In the business world no one wants to be seen as a “yes man,” yet at the same time, few are willing to say no. For many, it’s natural to be helpful, to do whatever is asked. Isn’t that part of being a good team player or providing excellent customer service?
“Would you be willing to…?”
Even when the “ask” comes in the form of what is clearly a request and not a demand, many are loathe to refuse. This may be because the person asking is in a senior role, an important customer, or someone to whom you want to demonstrate your competence or worth.
Seldom does agreeing to meet an overly tight timeline, add to project scope, or make some other concession impact only a single person. It may seem as if your saying yes will mean extra work for only yourself, but most times that decision has broader impacts.
Also, if you always say yes, you effectively limit others’ ability to get a genuine answer. How can they, for example, ask whether there’s wiggle room in the schedule, if you always say yes – no matter what?
What could happen when you say yes, thinking, “no, no way?”
You get a call from an important customer who wants to double his order from 1,000 to 2,000 units – and keep the same delivery date. You’re thrilled with the bump in sales, and call the production team leader with the “good” news. It’s really tough to say no to something like this, for both you and the team leader.
What are some of the possible impacts to just saying yes?
- You need to press a supplier to get you additional raw materials and there’s an upcharge for the rush and/or you get on their list of “difficult” customers.
- Your team needs to put in overtime hours to meet the increased production and margins suffer.
- Your staff become stressed, demoralized or leave.
- You wind up being late on that order or another customer’s goods and/or quality suffers.
- Your customer thinks it’s okay to do this and last minute changes become the rule rather than the exception.
Does this sound like a dire, worst case scenario? Sadly, I have seen every one of these happen.
What other options are there?
Assuming this is not a stock item and easily obtained, the first step is to say “let me get back to you” and start investigating options and impacts.
- Does the customer need all 2,000 units on the same date? Is there any wiggle room for staggered deliveries?
- Can you upcharge to the customer for rush delivery of the 1,000 additional units? That would let you cover OT, hire temps, offer suppliers an incentive, or use some other strategy to ease the pressure.
- Is there any room in the production schedule to add more work? For example, can you tactfully negotiate with another customer to push off their due date? If you got a better price for rushed goods, you could share a bit of it in the form of a discount to a customer willing to wait.
- Can you use a subcontractor to deliver on the shortfall? This will mean extra scrutiny to ensure quality and different pricing.
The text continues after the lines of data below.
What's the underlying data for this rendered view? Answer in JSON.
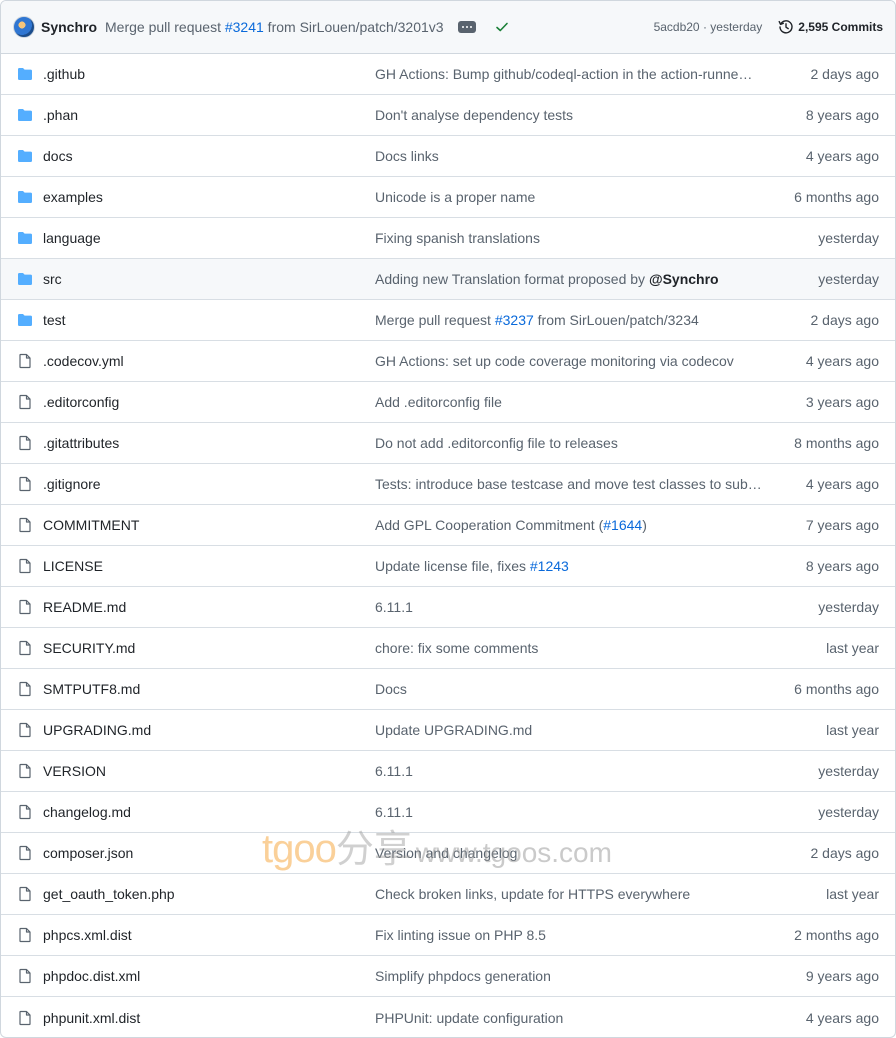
{
  "header": {
    "author": "Synchro",
    "commit_prefix": "Merge pull request ",
    "commit_pr": "#3241",
    "commit_suffix": " from SirLouen/patch/3201v3",
    "sha_time": "5acdb20 · yesterday",
    "commits_count": "2,595 Commits"
  },
  "colors": {
    "link": "#0969da",
    "folder": "#54aeff",
    "check": "#1a7f37",
    "muted": "#59636e"
  },
  "files": [
    {
      "type": "folder",
      "name": ".github",
      "message": [
        {
          "text": "GH Actions: Bump github/codeql-action in the action-runne…"
        }
      ],
      "age": "2 days ago"
    },
    {
      "type": "folder",
      "name": ".phan",
      "message": [
        {
          "text": "Don't analyse dependency tests"
        }
      ],
      "age": "8 years ago"
    },
    {
      "type": "folder",
      "name": "docs",
      "message": [
        {
          "text": "Docs links"
        }
      ],
      "age": "4 years ago"
    },
    {
      "type": "folder",
      "name": "examples",
      "message": [
        {
          "text": "Unicode is a proper name"
        }
      ],
      "age": "6 months ago"
    },
    {
      "type": "folder",
      "name": "language",
      "message": [
        {
          "text": "Fixing spanish translations"
        }
      ],
      "age": "yesterday"
    },
    {
      "type": "folder",
      "name": "src",
      "message": [
        {
          "text": "Adding new Translation format proposed by "
        },
        {
          "text": "@Synchro",
          "style": "mention"
        }
      ],
      "age": "yesterday",
      "hover": true
    },
    {
      "type": "folder",
      "name": "test",
      "message": [
        {
          "text": "Merge pull request "
        },
        {
          "text": "#3237",
          "style": "link"
        },
        {
          "text": " from SirLouen/patch/3234"
        }
      ],
      "age": "2 days ago"
    },
    {
      "type": "file",
      "name": ".codecov.yml",
      "message": [
        {
          "text": "GH Actions: set up code coverage monitoring via codecov"
        }
      ],
      "age": "4 years ago"
    },
    {
      "type": "file",
      "name": ".editorconfig",
      "message": [
        {
          "text": "Add .editorconfig file"
        }
      ],
      "age": "3 years ago"
    },
    {
      "type": "file",
      "name": ".gitattributes",
      "message": [
        {
          "text": "Do not add .editorconfig file to releases"
        }
      ],
      "age": "8 months ago"
    },
    {
      "type": "file",
      "name": ".gitignore",
      "message": [
        {
          "text": "Tests: introduce base testcase and move test classes to subdi…"
        }
      ],
      "age": "4 years ago"
    },
    {
      "type": "file",
      "name": "COMMITMENT",
      "message": [
        {
          "text": "Add GPL Cooperation Commitment ("
        },
        {
          "text": "#1644",
          "style": "link"
        },
        {
          "text": ")"
        }
      ],
      "age": "7 years ago"
    },
    {
      "type": "file",
      "name": "LICENSE",
      "message": [
        {
          "text": "Update license file, "
        },
        {
          "text": "fixes",
          "style": "dotted"
        },
        {
          "text": " "
        },
        {
          "text": "#1243",
          "style": "link"
        }
      ],
      "age": "8 years ago"
    },
    {
      "type": "file",
      "name": "README.md",
      "message": [
        {
          "text": "6.11.1"
        }
      ],
      "age": "yesterday"
    },
    {
      "type": "file",
      "name": "SECURITY.md",
      "message": [
        {
          "text": "chore: fix some comments"
        }
      ],
      "age": "last year"
    },
    {
      "type": "file",
      "name": "SMTPUTF8.md",
      "message": [
        {
          "text": "Docs"
        }
      ],
      "age": "6 months ago"
    },
    {
      "type": "file",
      "name": "UPGRADING.md",
      "message": [
        {
          "text": "Update UPGRADING.md"
        }
      ],
      "age": "last year"
    },
    {
      "type": "file",
      "name": "VERSION",
      "message": [
        {
          "text": "6.11.1"
        }
      ],
      "age": "yesterday"
    },
    {
      "type": "file",
      "name": "changelog.md",
      "message": [
        {
          "text": "6.11.1"
        }
      ],
      "age": "yesterday"
    },
    {
      "type": "file",
      "name": "composer.json",
      "message": [
        {
          "text": "Version and changelog"
        }
      ],
      "age": "2 days ago"
    },
    {
      "type": "file",
      "name": "get_oauth_token.php",
      "message": [
        {
          "text": "Check broken links, update for HTTPS everywhere"
        }
      ],
      "age": "last year"
    },
    {
      "type": "file",
      "name": "phpcs.xml.dist",
      "message": [
        {
          "text": "Fix linting issue on PHP 8.5"
        }
      ],
      "age": "2 months ago"
    },
    {
      "type": "file",
      "name": "phpdoc.dist.xml",
      "message": [
        {
          "text": "Simplify phpdocs generation"
        }
      ],
      "age": "9 years ago"
    },
    {
      "type": "file",
      "name": "phpunit.xml.dist",
      "message": [
        {
          "text": "PHPUnit: update configuration"
        }
      ],
      "age": "4 years ago"
    }
  ],
  "watermark": {
    "brand": "tgoo",
    "cn": "分享",
    "url": "www.tgoos.com"
  }
}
Be transparent. Let the customer know what you have done to try to meet the request. And, if none of these could work, say no.
Just the fact that you are willing to look at all alternatives should demonstrate that you are eager to help. And, if you stick by your original timeline, your customer will hopefully place future orders with more realistic lead times.
Learn from the experience
Saying yes when you really feel the answer is no seldom turns out well for anyone. And if you do finally just say no, there’s follow up. Do some competitive research to make sure your timelines at least track with industry standards. Investigate what the obstacles to faster delivery are. Is there a way to address that? Look at ways to streamline. Could this be a competitive advantage? Work closely with customers to help them anticipate their needs better to give you more lead time.
Since 1991, Laurie Breitner has assisted organizations with operational improvement, organizational development and strategic planning. Learn more at http://www.breitnerandassociates.com.